> WORK INSTRUCTIONS: Using the listing below, keep only the lines with the word "Variants" and copy them.

> RECORDS SHOWN:

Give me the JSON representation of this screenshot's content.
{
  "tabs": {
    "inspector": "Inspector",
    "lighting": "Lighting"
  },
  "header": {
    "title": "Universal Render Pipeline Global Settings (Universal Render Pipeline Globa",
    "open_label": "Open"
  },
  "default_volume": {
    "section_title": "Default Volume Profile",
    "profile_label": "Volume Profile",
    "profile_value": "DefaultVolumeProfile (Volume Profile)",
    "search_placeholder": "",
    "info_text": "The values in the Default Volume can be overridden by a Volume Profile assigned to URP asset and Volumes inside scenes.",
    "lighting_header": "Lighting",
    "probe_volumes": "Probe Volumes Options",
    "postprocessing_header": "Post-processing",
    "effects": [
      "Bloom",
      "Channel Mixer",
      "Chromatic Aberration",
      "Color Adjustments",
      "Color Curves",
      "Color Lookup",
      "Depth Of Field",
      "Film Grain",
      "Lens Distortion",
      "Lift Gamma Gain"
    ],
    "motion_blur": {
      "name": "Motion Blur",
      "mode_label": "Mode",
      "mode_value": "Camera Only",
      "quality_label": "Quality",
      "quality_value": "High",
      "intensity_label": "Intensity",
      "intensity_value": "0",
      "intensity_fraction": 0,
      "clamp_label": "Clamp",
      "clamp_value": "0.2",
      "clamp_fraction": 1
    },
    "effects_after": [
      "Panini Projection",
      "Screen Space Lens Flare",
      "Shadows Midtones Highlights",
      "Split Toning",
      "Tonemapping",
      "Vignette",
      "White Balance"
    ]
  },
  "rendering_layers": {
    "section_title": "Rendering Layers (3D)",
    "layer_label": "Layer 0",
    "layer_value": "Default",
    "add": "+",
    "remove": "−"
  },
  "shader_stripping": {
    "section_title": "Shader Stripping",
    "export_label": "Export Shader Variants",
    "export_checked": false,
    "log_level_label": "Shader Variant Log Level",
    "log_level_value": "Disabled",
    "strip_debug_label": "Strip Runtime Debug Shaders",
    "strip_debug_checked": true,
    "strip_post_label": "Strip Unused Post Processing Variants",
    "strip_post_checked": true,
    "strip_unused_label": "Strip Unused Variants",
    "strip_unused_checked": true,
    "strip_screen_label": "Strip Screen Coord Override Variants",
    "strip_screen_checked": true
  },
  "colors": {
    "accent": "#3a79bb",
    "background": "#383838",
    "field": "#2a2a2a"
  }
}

> FINISHED EXERCISE:
    "export_label": "Export Shader Variants",
    "strip_post_label": "Strip Unused Post Processing Variants",
    "strip_unused_label": "Strip Unused Variants",
    "strip_screen_label": "Strip Screen Coord Override Variants",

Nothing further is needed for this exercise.